Schonfeld became Co-Editor of TechCrunch about a year ago. Until last year, he spent seven years as a staff writer and contributing editor at Fortune. For seven years before that, he wrote features and operated the Next Net blog at Business 2.0, a monthly magazine for Time Inc. He’s been covering start-ups and technology news for 14 years.Viewership/Subscribers
TechCrunch attracts 2 to 3 million unique Web visitors per month and has 904,000 RSS feed subscribers.Editorial Coverage
Schonfeld describes TechCrunch’s coverage as news that’s related to Web start-ups and major Web companies, such as Amazon, Microsoft, Google, and Yahoo! “You have the start-ups at one end where the cool innovation is happening and big companies on the other end that absorb the innovation in one way or another,” he says. “All the activity in between -- that’s our coverage universe.”
TechCrunch bloggers write about everything from Digg’s new Digg Dialogue feature used to collect questions for politicians to Google’s RideTheCity map application used to find the safest bicycle routes to and from destinations in cities.
Coverage includes mergers, acquisitions, and new funding received by start-ups.
“Anytime a start-up is going to launch or there’s a new feature set or a major change, we want to cover it obsessively,” Schonfeld says.
TechCrunch profiles Web companies featured on the blog in its company index: http://www.techcrunch.com/company-index/
And in CrunchBase:
http://www.crunchbase.com/Pitching: 4 Dos and 3 Don’ts
Schonfeld believes PR isn’t doing a great job addressing the blogosphere. TechCrunch Founder and Co-Editor Michael Arrington shares that outlook. He wrote in a blog post that most PR professionals don’t read blogs and, therefore, don’t understand how blogs are different from traditional media. They apply the same rules to connecting with bloggers as they do to reaching out to print journalists.
Here are some dos and don’ts for pitching to TechCrunch:
0 Don’t: Send a press release
Schonfeld receives hundreds of press releases per week. He ignores most of them. What captures his attention is the relationship he has with a company. He generally doesn’t need PR pros to create those relationships because he has established those relationships on his own.
0 Do: Send alerts
Schonfeld appreciates being alerted when something new is going on with a company. Sending an email with three sentences that informs him what’s going on and why it’s important is a huge help, he says.
0 Do: Give a heads-up before news hits the wires

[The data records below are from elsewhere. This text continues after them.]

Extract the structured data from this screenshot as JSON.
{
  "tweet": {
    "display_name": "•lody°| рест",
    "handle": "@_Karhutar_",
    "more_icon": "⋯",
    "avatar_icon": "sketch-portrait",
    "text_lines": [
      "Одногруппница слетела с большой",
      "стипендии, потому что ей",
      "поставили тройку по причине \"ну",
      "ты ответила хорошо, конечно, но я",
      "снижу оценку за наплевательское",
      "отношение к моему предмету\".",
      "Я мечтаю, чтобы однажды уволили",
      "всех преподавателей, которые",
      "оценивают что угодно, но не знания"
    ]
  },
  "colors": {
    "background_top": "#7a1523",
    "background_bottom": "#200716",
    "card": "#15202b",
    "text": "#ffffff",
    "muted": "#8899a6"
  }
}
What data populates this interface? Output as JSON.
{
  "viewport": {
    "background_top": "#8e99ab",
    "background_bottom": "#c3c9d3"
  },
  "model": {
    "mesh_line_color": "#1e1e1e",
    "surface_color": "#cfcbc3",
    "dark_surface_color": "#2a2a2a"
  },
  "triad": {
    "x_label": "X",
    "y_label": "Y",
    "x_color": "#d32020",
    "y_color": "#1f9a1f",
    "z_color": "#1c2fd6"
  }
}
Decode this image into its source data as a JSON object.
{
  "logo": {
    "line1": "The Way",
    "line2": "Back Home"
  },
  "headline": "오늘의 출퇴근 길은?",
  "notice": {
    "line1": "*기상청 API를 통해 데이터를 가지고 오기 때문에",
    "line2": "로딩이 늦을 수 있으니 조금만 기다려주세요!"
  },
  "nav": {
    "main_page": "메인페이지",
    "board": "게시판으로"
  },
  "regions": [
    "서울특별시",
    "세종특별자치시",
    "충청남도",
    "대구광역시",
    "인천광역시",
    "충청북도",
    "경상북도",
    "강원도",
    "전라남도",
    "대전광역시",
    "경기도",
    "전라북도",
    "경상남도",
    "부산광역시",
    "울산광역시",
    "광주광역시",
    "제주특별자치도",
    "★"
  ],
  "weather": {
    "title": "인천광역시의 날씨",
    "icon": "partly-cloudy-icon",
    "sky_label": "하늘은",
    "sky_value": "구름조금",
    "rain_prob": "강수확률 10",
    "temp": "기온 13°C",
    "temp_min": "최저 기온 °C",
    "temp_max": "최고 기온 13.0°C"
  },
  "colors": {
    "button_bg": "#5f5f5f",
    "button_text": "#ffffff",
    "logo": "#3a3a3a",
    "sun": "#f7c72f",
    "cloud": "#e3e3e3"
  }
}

TechCrunch often gets pitched when the news has already hit the wire services. At that point, writers ignore it unless it’s something they missed or it’s really big news. The best posts are the ones that allow the writers to have a few days or hours to work on. Offering the pitch before it hits the wires helps establish a good relationship with the writers.
0 Do: Make it exclusive
PR professionals generally send the same news to top technology blogs at the same time, Schonfeld says. This dilutes the value of the news because all of the bloggers cover it.
TechCrunch avoids this by:
- Being the first to cover news
- Getting the exclusive
- Covering a different angle
Schonfeld appreciates getting an exclusive or at least being told up front that the news is being pitched to a lot of people. TechCrunch honors embargoes – writers won’t publish news until the company wants it released. And the writers prioritize exclusive information above everything else.
0 Don’t: Pitch if you haven’t read the blog
This is most annoying to TechCrunch. It creates more irrelevant items for them to delete from their inboxes.
0 Don’t: Request a background meeting
Writers get many requests for background meetings with company founders and CEOs. They rarely have the time. A better approach is to contact a writer when the company has news and pitch the background meeting then.
0 Do: Try to get out of the way
Schonfeld always responds more to CEOs sending email pitches than to PR pros. Pitch to Pitches
The blog recently launched a beta site called Pitches – a collection of user-generated videos of founders and CEOs. They present 60-second sound bites about their companies for viewers to rank and provide feedback.
Pitches accepts video blurbs from start-ups and established companies. It’s a good idea to send your videos if you’re a new company since each pitch gets automatically inserted into CrunchBase as a profile. Those profiles generally wind up on the first page of Google search results when people search for a company.
What you need to do:
-Create the video
-Upload it to YouTube
-Submit the URL to Pitches
“We’re really looking for a real pitch from the CEO or founder,” Schonfeld says. “It’s about them talking and how good they are at doing that.”
TIP: Use a microphone. Having good sound is half the battle of producing a decent video that people want to sit through and comment on. TechCrunch editors review the videos and highlight the best ones each week.Useful links related to this article
TechCrunch blog post on PR practices: http://www.techcrunch.com/2008/08/13/the-pr-roadblock-on-th